Denmark is to give international war crimes a specific paragraph in its criminal code, ending its position as one of the last European countries not to have specific laws on war crimes.

Denmark to add war crimes to criminal code

The government confirmed on Tuesday that it supports a motion by the opposition Socialist People’s Party (SF) to introduce a war crimes paragraph.

“I think it’s important to say first and foremost that war crimes are already illegal in Danish criminal law,” Justice Minister Peter Hummelgaard told news wire Ritzau.

“It is not written in as specific clauses in the criminal law, but all offences that are war crimes are criminal,” he said.

“But with all that said, I think that SF has an important point in saying that the time has now come for us to introduce an independent criminalisation of war crimes. I think that would send out an important message to the world, and especially to victims,” he said.

“I will therefore, when the motion is discussed tomorrow [Tuesday, ed.] say, that the government backs criminalising war crimes independently under Danish law,” he said.

Hummelgaard plans to initiate a committee to look into how laws against war crimes can be written and added to the criminal code.

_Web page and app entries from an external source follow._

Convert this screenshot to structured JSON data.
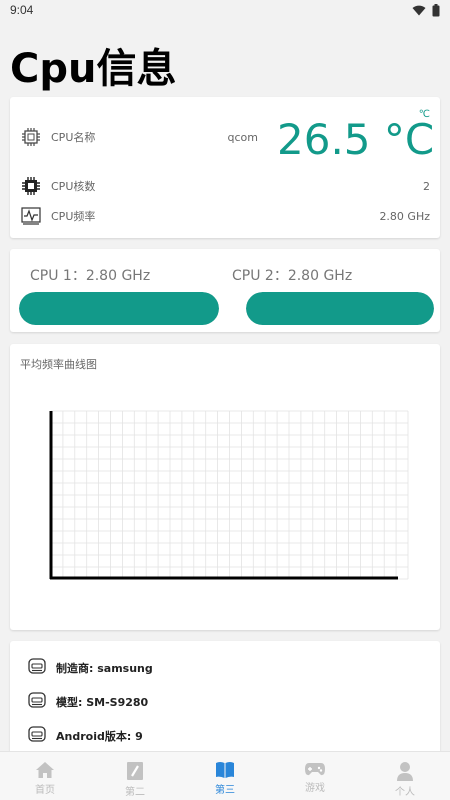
{
  "status_bar": {
    "time": "9:04"
  },
  "page": {
    "title": "Cpu信息"
  },
  "cpu_card": {
    "temperature": "26.5 °C",
    "temperature_unit": "℃",
    "rows": [
      {
        "label": "CPU名称",
        "value": "qcom"
      },
      {
        "label": "CPU核数",
        "value": "2"
      },
      {
        "label": "CPU频率",
        "value": "2.80 GHz"
      }
    ]
  },
  "cores": [
    {
      "label": "CPU 1：2.80 GHz",
      "load": 1.0
    },
    {
      "label": "CPU 2：2.80 GHz",
      "load": 1.0
    }
  ],
  "chart": {
    "title": "平均频率曲线图"
  },
  "chart_data": {
    "type": "line",
    "title": "平均频率曲线图",
    "series": [],
    "grid": true
  },
  "device": {
    "rows": [
      {
        "text": "制造商: samsung"
      },
      {
        "text": "模型: SM-S9280"
      },
      {
        "text": "Android版本: 9"
      }
    ]
  },
  "nav": {
    "tabs": [
      {
        "label": "首页",
        "icon": "home-icon"
      },
      {
        "label": "第二",
        "icon": "edit-icon"
      },
      {
        "label": "第三",
        "icon": "book-icon",
        "active": true
      },
      {
        "label": "游戏",
        "icon": "gamepad-icon"
      },
      {
        "label": "个人",
        "icon": "person-icon"
      }
    ]
  },
  "colors": {
    "accent": "#129a8a",
    "nav_active": "#2a86d9",
    "nav_inactive": "#bbbbbb"
  }
}
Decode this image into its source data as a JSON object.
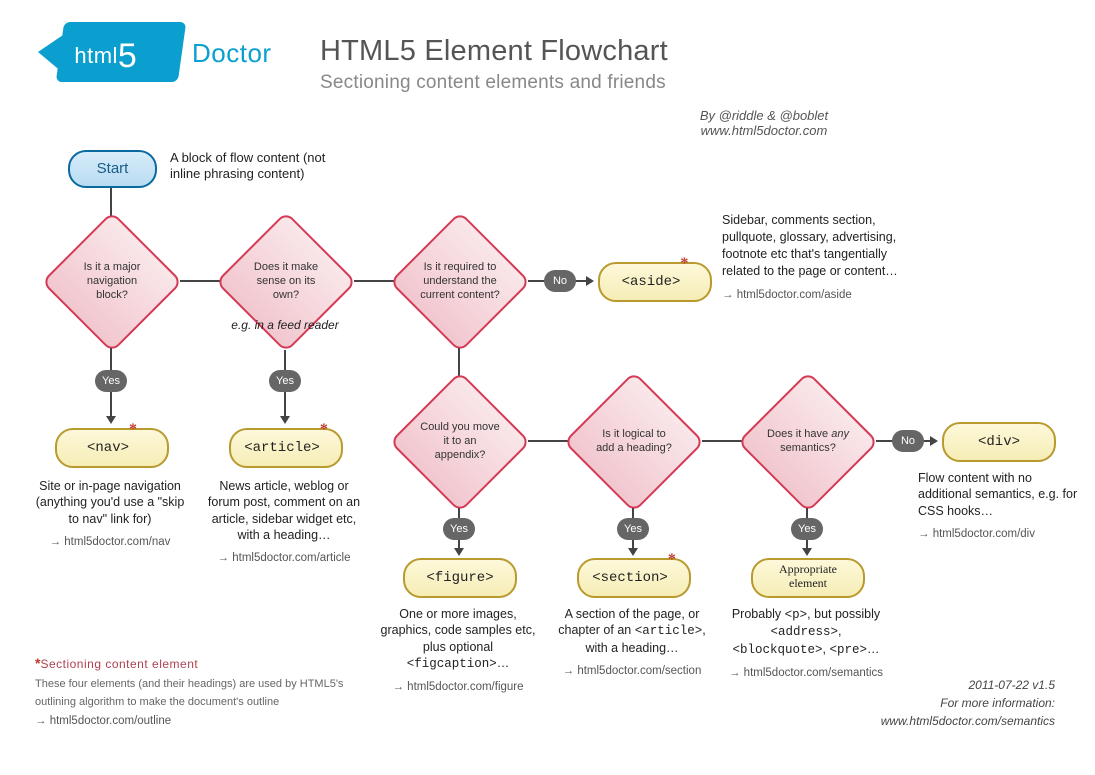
{
  "header": {
    "logo_text": "html",
    "logo_digit": "5",
    "doctor": "Doctor",
    "title": "HTML5 Element Flowchart",
    "subtitle": "Sectioning content elements and friends",
    "byline_a": "By @riddle & @boblet",
    "byline_b": "www.html5doctor.com"
  },
  "start": {
    "label": "Start",
    "note": "A block of flow content (not inline phrasing content)"
  },
  "d1": {
    "q": "Is it a major navigation block?",
    "yes": "Yes"
  },
  "d2": {
    "q": "Does it make sense on its own?",
    "yes": "Yes",
    "note": "e.g. in a feed reader"
  },
  "d3": {
    "q": "Is it required to understand the current content?",
    "no": "No"
  },
  "d4": {
    "q": "Could you move it to an appendix?",
    "yes": "Yes"
  },
  "d5": {
    "q": "Is it logical to add a heading?",
    "yes": "Yes"
  },
  "d6": {
    "q": "Does it have any semantics?",
    "yes": "Yes",
    "no": "No"
  },
  "r_nav": {
    "el": "<nav>",
    "desc": "Site or in-page navigation (anything you'd use a \"skip to nav\" link for)",
    "link": "→ html5doctor.com/nav"
  },
  "r_article": {
    "el": "<article>",
    "desc": "News article, weblog or forum post, comment on an article, sidebar widget etc, with a heading…",
    "link": "→ html5doctor.com/article"
  },
  "r_aside": {
    "el": "<aside>",
    "desc": "Sidebar, comments section, pullquote, glossary, advertising, footnote etc that's tangentially related to the page or content…",
    "link": "→ html5doctor.com/aside"
  },
  "r_figure": {
    "el": "<figure>",
    "desc": "One or more images, graphics, code samples etc, plus optional <figcaption>…",
    "link": "→ html5doctor.com/figure"
  },
  "r_section": {
    "el": "<section>",
    "desc": "A section of the page, or chapter of an <article>, with a heading…",
    "link": "→ html5doctor.com/section"
  },
  "r_appropriate": {
    "el": "Appropriate element",
    "desc": "Probably <p>, but possibly <address>, <blockquote>, <pre>…",
    "link": "→ html5doctor.com/semantics"
  },
  "r_div": {
    "el": "<div>",
    "desc": "Flow content with no additional semantics, e.g. for CSS hooks…",
    "link": "→ html5doctor.com/div"
  },
  "footnote": {
    "title": "Sectioning content element",
    "body": "These four elements (and their headings) are used by HTML5's outlining algorithm to make the document's outline",
    "link": "→ html5doctor.com/outline"
  },
  "meta": {
    "a": "2011-07-22 v1.5",
    "b": "For more information:",
    "c": "www.html5doctor.com/semantics"
  }
}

The committee will also consider whether sentences for war crimes should be higher than existing sentences given from crimes such as murder and torture.